This biography of the author John Galt is written by a Canadian academic who brings with him the nationalist agenda of claiming Galt as part of a significant Canadian family dynasty, even though John Galt (1779-1839) spent only a small proportion of his life in Canada itself, and he set relatively few of his books there. As a result, the author privileges Galt’s experience with Canada as a lobbyist and Canada Company promoter and administrator over his identity as a literary figure. I’m interested in Galt’s Canadian connection, too, so even though Galt in his autobiography sees Canada as just one thread of his life story, I’m glad that H. B. Timothy has teased it out in this way.
One of the things that I have been grappling with in dealing with my own research interest (Justice John Walpole Willis) is cracking through the brittle, rather volatile early-Victorian masculinity that is displayed by both men, cloaked in obsequious language and intellectual self-possession. While living in Upper Canada Willis and Galt became friends, for whatever reason, and they obviously recognized some commonality between themselves. The autobiography, because it emerges from such a brittle, rather volatile man, exemplifies this sensibility but it does not interrogate it. The biography is able to do so somewhat more easily.

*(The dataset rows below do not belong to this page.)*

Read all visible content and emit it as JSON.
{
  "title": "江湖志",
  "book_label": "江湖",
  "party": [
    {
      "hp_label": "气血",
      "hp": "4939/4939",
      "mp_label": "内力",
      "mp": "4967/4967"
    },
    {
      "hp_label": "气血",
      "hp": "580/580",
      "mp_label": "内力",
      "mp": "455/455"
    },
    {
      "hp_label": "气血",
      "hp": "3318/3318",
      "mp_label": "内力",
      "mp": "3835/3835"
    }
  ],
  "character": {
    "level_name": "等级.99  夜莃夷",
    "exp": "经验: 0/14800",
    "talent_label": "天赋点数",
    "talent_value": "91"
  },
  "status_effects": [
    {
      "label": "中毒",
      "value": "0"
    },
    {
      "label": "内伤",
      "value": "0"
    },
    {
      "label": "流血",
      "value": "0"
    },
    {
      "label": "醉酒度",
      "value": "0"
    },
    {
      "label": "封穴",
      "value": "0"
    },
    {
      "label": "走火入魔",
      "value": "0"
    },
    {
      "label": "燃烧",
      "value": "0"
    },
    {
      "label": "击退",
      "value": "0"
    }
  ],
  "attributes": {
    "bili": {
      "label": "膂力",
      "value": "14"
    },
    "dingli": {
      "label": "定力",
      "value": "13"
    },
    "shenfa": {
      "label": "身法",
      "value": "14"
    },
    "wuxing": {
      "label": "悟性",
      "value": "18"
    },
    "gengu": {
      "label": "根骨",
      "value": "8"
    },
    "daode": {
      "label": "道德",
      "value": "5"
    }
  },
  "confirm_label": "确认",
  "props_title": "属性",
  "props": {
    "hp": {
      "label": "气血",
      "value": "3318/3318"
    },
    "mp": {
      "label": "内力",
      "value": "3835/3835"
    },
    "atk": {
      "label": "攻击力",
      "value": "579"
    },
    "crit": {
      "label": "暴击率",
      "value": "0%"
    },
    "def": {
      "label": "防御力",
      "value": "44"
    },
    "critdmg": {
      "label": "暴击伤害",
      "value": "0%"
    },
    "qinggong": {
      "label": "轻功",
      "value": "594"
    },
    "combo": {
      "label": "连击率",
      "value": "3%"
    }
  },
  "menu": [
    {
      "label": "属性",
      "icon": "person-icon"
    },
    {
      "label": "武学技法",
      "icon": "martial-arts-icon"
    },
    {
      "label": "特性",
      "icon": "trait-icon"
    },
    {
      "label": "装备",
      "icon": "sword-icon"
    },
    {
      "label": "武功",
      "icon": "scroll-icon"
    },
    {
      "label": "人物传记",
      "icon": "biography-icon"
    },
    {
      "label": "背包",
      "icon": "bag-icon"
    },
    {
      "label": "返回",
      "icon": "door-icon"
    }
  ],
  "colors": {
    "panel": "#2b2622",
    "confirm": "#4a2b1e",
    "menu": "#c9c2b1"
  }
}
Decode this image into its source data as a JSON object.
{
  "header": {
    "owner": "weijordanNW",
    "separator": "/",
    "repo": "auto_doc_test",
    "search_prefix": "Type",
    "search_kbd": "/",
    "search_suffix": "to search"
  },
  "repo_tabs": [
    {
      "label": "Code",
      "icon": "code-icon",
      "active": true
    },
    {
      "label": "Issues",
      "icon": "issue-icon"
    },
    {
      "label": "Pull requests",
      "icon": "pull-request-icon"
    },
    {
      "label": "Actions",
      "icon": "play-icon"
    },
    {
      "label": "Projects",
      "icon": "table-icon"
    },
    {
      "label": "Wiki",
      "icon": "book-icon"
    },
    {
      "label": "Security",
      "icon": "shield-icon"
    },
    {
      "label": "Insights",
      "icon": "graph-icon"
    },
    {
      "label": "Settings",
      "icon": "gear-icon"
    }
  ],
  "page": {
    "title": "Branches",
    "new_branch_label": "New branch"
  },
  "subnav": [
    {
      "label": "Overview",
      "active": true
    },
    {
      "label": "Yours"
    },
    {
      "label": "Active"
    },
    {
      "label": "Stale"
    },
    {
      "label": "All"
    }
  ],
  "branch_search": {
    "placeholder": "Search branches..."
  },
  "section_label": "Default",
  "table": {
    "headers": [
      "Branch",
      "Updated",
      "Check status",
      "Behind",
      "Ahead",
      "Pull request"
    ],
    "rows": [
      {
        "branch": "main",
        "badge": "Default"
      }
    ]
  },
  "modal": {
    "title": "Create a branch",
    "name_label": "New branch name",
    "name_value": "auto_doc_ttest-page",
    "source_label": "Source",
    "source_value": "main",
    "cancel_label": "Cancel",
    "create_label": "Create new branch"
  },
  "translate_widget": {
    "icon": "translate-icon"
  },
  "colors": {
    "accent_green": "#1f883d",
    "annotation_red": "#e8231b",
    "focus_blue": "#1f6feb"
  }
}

Then there is the knowledge of subsequent events and broader context that a latter-day biographer can bring as well: the ‘unknown unknowns’ if we want to get all Donald Rumsfeldian about it. In this case, Timothy suggests that there was an element of set-up at play: that members of the Established Church back in England acted in the interests of Anglican Church interests in Upper Canada in engineering Galt’s financial downfall (is ‘conspired’ too strong a word?). He explores the possibility that Maitland and the Family Compact elite had Galt under surveillance even before he set foot in Canada, and that his links with people active in politics to the embarrassment of the administration rendered him suspect from the start. If so, there’s an element of rather touching, unwitting naivete about the autobiography because of his unawareness of these larger political forces at work. This rather tragic edge enhances the autobiography, rather than working to its detriment.